All members of OSSTF/FEESO have been affected by COVID-19 and this includes the ways in which these professionals are able to interact with students. However, unlike the majority of OSSTF/FEESO, most members in this Bargaining Unit belong to regulated health colleges. Essentially, they are health care workers working in education. Like with all of members of the Federation, the pandemic has changed the face of how we work and deliver our services. For the PSSP Bargaining Unit in D. 21, these challenges have also presented them with the opportunity to rethink their approaches to how they support students. They have had to consider the best ways to meet and assess students virtually and to develop new methods to keep students safe. Both Leigh and Robin give their members kudos for doing an amazing job of moving their services and skills to a virtual environment.
One of the benefits of delivering their services online is that these professionals now have a greater ability to meet with parents. The challenge of travelling between a variety of schools for parent meetings is gone, allowing more time and opportunity for parent input.
Apart from being valuable PSSP members, both Leigh and Robin contribute to their Bargaining Unit through their elected roles. Leigh spoke of the value of being part of OSSTF/FEESO. As president she feels supported; the meetings she attends and the communications she receives are beneficial in understanding the provincial lens that OSSTF/FEESO can provide. OSSTF/FEESO’s Provincial Office provides a macro view of education issues, including helping her best navigate labour law and member protection. This high-level support from OSSTF/FEESO helps Leigh feel secure in the messages and supports she provides to members.
Both Leigh and Robin enjoy being leaders of their Bargaining Unit. Leigh declared they do have a lot of fun on the executive. She feels honoured to represent such an incredible group of innovative people with a high degree of intellect. Much of their work involves thinking and working outside of the box, and it is very rewarding to watch the members blossom and grow.
Robin feels it is an honour and privilege to represent the members. She remarked that the members seem to enjoy the convenience of union meetings using Zoom, and they even had a better turnout for their annual general meeting than in the past.
In concluding the interview, I wanted to know something about the challenges/obstacles that are perhaps unique to the Bargaining Unit.

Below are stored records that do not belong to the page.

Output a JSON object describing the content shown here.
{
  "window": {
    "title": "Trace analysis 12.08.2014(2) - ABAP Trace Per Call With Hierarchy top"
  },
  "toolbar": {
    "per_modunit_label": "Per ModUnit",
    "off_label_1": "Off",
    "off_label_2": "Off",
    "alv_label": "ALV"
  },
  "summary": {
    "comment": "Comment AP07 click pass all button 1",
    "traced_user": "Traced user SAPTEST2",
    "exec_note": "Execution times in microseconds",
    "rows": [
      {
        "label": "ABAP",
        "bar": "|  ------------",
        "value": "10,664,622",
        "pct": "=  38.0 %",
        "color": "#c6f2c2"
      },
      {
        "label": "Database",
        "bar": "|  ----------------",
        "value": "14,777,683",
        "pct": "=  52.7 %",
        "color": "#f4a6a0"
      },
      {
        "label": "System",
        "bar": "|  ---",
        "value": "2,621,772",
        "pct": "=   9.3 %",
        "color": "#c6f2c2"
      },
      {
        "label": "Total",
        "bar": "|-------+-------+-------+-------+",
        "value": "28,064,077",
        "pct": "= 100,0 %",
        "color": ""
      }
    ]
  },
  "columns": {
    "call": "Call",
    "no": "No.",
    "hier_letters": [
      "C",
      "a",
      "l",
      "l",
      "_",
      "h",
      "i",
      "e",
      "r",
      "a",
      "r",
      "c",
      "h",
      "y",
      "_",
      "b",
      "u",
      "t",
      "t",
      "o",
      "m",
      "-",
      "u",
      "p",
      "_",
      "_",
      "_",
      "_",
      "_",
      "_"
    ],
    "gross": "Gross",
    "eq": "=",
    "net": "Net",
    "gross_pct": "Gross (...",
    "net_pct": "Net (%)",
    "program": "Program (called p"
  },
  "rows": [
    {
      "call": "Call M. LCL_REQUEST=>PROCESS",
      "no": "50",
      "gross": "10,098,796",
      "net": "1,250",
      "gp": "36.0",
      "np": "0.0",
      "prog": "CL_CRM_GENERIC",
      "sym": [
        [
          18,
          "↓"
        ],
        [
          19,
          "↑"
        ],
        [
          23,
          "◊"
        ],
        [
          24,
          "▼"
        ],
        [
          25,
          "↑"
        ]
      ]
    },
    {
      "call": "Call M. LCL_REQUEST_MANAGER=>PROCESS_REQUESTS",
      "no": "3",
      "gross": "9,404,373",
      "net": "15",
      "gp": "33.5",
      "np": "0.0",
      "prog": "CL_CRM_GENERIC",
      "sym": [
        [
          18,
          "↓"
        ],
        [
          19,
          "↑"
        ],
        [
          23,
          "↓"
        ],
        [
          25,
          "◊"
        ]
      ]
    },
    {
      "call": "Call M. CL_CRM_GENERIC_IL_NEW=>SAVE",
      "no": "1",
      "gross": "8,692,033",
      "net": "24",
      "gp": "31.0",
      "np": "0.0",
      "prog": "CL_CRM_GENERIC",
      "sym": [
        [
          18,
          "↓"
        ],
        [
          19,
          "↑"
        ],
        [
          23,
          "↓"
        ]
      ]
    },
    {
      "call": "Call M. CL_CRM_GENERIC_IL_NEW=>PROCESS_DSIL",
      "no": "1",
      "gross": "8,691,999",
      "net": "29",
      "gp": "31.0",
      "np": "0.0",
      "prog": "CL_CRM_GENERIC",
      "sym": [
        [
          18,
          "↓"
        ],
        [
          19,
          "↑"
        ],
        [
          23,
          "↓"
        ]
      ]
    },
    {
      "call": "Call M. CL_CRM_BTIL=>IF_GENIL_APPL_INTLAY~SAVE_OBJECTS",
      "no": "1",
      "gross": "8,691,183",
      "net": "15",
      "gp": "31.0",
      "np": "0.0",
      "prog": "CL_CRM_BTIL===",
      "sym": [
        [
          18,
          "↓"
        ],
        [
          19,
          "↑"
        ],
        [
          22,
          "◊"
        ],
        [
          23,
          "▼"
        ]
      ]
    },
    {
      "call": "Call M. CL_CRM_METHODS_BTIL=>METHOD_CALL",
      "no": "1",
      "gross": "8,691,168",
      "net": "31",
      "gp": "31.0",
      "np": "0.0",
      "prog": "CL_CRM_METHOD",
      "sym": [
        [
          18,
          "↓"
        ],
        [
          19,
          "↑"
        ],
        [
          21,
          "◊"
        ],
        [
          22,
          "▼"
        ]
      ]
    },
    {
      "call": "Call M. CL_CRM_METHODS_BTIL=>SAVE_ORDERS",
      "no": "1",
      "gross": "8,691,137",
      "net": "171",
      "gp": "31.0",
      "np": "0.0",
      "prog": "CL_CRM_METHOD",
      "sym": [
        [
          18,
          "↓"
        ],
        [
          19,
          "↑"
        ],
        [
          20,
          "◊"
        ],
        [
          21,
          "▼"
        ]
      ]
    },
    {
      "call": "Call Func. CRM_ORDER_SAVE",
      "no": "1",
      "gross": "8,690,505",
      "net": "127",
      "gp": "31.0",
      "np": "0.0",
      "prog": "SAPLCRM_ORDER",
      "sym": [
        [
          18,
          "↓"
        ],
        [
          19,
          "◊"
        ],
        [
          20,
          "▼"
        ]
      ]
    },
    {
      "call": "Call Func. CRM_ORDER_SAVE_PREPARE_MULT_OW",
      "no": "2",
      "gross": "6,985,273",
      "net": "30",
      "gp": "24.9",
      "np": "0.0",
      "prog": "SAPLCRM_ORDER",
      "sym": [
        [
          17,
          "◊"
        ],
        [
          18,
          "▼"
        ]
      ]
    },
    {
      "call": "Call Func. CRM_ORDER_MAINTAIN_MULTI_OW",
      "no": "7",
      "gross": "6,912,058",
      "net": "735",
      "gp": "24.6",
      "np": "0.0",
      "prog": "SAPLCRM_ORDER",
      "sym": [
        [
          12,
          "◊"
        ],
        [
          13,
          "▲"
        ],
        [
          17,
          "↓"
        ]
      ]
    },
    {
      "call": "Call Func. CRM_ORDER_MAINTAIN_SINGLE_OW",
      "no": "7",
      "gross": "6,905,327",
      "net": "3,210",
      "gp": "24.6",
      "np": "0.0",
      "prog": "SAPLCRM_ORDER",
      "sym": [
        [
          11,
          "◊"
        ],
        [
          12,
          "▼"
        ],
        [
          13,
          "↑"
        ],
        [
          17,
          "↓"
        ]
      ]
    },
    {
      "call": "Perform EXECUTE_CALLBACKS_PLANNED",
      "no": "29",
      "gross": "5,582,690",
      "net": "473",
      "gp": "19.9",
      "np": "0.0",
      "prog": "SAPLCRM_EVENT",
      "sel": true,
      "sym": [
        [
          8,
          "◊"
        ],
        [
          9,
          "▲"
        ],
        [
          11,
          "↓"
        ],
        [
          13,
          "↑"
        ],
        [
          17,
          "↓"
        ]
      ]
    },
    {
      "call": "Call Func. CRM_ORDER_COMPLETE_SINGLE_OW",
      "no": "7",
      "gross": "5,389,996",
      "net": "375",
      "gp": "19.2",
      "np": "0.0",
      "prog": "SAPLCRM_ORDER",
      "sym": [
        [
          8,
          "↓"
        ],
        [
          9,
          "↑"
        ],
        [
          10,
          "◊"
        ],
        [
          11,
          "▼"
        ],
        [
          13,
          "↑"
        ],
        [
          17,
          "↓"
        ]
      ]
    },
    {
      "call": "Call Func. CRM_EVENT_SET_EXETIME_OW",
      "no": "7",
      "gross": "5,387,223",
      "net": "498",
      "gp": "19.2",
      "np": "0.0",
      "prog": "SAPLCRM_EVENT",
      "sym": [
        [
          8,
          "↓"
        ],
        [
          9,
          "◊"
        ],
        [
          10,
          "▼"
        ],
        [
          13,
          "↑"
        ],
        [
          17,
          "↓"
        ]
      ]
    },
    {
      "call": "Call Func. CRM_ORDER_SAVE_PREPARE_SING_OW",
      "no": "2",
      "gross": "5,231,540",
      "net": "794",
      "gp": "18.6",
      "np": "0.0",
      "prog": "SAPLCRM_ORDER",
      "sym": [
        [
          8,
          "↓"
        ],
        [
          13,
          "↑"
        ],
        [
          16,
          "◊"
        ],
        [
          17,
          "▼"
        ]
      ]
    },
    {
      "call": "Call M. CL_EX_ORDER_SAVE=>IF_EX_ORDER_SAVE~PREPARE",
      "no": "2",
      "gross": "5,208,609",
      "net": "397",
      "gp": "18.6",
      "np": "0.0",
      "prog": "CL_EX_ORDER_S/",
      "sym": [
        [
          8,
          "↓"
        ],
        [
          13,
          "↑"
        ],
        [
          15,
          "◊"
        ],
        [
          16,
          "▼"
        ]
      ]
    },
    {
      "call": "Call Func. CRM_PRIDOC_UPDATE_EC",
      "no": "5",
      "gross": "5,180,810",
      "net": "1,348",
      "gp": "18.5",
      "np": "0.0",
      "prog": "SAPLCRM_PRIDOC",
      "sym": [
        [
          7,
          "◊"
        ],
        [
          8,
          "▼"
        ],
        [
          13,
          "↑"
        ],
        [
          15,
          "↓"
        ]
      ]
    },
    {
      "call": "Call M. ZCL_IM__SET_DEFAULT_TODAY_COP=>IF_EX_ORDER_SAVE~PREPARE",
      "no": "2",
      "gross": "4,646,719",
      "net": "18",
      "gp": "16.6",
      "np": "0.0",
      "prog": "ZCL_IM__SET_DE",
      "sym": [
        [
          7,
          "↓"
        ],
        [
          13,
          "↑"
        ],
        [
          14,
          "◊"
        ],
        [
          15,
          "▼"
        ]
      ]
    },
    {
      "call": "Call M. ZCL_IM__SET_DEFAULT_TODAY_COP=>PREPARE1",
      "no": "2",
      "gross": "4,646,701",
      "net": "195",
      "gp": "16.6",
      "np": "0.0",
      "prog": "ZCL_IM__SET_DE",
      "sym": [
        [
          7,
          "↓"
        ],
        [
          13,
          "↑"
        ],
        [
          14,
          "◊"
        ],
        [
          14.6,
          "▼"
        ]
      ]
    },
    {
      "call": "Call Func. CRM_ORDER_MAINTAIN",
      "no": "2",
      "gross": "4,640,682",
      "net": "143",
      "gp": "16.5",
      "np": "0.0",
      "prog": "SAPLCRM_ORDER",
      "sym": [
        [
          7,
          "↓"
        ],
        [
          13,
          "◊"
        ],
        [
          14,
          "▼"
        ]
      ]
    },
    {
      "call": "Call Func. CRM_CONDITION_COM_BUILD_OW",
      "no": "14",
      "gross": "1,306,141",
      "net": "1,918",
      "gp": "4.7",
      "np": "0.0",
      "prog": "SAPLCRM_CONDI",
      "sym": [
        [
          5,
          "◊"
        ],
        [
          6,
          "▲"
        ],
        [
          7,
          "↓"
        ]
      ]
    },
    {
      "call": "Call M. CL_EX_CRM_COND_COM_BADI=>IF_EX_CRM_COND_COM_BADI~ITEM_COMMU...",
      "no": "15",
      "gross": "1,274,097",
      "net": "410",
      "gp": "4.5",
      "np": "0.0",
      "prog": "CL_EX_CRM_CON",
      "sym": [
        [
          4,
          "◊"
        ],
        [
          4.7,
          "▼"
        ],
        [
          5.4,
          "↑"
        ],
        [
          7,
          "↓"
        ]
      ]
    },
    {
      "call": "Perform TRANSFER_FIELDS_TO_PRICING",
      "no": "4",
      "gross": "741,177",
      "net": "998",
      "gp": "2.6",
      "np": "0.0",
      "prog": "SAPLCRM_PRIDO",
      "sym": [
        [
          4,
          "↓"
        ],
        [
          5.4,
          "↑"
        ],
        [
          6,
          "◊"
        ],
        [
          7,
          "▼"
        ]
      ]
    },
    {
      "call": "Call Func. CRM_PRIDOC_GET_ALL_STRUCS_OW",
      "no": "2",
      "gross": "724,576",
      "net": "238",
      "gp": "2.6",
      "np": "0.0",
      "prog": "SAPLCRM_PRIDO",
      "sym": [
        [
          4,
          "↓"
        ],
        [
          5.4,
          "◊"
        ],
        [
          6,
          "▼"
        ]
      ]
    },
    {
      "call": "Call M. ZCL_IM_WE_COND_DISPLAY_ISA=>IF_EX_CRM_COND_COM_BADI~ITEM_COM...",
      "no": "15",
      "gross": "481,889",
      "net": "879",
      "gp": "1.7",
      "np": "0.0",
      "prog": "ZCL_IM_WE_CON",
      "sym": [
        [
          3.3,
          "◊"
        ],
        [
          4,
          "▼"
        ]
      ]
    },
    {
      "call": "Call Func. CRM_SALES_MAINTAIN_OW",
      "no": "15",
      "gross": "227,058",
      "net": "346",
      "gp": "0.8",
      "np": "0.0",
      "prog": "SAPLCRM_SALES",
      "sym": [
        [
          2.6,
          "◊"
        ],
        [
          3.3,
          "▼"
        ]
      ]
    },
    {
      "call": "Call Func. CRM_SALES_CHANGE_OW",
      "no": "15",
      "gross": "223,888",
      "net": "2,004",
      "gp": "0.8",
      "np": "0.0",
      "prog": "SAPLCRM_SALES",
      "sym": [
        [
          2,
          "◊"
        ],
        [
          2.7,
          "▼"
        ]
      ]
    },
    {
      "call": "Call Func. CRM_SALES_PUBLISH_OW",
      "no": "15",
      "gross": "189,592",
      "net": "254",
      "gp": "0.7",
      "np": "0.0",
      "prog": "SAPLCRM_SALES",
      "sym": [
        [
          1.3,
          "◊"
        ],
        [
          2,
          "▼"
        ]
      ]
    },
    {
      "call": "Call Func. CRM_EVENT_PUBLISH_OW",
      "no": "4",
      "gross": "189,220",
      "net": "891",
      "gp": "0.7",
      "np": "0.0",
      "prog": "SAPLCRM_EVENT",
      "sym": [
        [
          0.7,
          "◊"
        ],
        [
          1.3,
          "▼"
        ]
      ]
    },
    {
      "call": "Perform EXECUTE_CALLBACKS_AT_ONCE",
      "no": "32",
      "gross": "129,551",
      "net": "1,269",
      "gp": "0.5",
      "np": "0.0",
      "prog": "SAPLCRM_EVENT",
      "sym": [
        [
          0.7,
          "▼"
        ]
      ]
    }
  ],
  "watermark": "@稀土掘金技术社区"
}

In Leigh’s view she feels that as a smaller unit they may not always have as much power as larger ones. She commented that at times, the information from OSSTF/FEESO Provincial Office is more directly related to teacher issues than those of education workers. For example, the information on HEPA filters required during COVID-19 are for teaching and learning spaces but some of her members are working in significantly smaller spaces with different safety issues that need to be addressed. This is an example of why Leigh and Robin work to increase the voice of their members and to ensure their concerns and needs are addressed. This sentiment was echoed by Robin who then added that the biggest challenge from a Bargaining Unit stance is that they are a small education worker Bargaining Unit.
There is no disputing this is a unique and exciting Bargaining Unit to learn about, and they provide a specialized service to the development of students, their families, and community partners.